We have a number of new initiatives on the drawing board including expanding the ability for ambulatory providers to contribute data, exploring ways to use the data beyond point of care decision making at the population level, developing quality measures and dashboards, and considering options to engage patients in data contribution.  Each new effort is being designed to drive value from the perspective of key customers and stakeholders.  We have learned patience is the key.

Many across the country are acquiring physicians and affiliates, and trying to put all the players on the same EHRs.  The reality is that patients don’t stay in walled gardens, they are mobile and seek care where they choose to seek care.  Even in Delaware, which is a small state, we have over 60 EHR vendors represented.  Often patients cross state lines.  We have found that about 13% of our ADTs come from Pennsylvania and 14% come from Maryland.  Delaware healthcare organizations would be missing out on critical information if they didn’t link to entities outside their own systems.

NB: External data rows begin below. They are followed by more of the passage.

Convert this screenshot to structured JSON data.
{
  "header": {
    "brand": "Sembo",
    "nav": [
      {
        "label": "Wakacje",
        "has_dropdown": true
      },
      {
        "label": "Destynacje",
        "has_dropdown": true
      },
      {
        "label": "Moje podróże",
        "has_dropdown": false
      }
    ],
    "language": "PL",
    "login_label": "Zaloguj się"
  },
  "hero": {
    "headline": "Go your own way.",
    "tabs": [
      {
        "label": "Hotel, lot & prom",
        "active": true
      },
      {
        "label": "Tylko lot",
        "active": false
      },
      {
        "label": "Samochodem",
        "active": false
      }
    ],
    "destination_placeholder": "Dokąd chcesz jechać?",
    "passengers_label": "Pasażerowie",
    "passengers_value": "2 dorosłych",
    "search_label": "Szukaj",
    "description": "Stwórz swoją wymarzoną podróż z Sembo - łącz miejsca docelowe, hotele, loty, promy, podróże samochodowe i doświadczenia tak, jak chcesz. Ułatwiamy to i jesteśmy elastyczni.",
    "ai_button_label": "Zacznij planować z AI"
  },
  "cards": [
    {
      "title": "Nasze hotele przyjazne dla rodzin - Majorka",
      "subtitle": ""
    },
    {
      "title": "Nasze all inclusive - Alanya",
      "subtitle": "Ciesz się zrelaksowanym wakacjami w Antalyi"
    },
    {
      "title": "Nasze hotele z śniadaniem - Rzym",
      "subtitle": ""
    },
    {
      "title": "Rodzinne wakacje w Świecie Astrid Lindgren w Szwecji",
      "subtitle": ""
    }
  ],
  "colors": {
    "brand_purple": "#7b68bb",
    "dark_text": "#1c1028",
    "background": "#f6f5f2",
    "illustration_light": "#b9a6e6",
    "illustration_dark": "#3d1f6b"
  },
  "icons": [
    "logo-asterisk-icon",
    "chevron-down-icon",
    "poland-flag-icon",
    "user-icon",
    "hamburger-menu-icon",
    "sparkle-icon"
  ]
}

Why is DHIN so successful?  It’s important to note that DHIN was very deliberative in its development – Return on investment and value did not emerge on day one.  Many, many meetings were held with the stakeholders.  It took over 10 years for DHIN to reach the place where it could begin business and the road to get there was painful.  Organizations approaching HIE today now have best practices available that can shorten the time – but it’s important to recognize that it will take time, there is no magic wand.   Layer on activities, demonstrate their value and then add the next targeted offering.

Jan Lee, MD, currently serves as the Chief Executive Officer of the Delaware Health Information Network (DHIN).  Dr. Lee is a board certified Family Practice physician with a Master of Medical Management degree and a wealth of leadership experience.  Prior to joining DHIN, she was Vice President of Knowledgebase and Content for NextGen Healthcare, a leading vendor of health information technology products and services, where she was responsible for the development of clinical content in 26 medical specialty areas for the NextGen electronic health record.

The Triple Aim and Role of the CHIO

In a recent video, Luke Webster, MD, Chief Medical Information Officer at CHRISTUS Health, is interviewed by Doug Goldstein at the Health Innovation Roundtable — Health 2.0 Innovate Smarter.  Dr. Webster describes the ROI of remote monitoring and the impact on the Triple Aim achieved at CHRISTUS Health.  He also discusses the HIMSS2015 Session, From CMIO to CHIO: Information, Integration and Innovation.  Hear the Interview.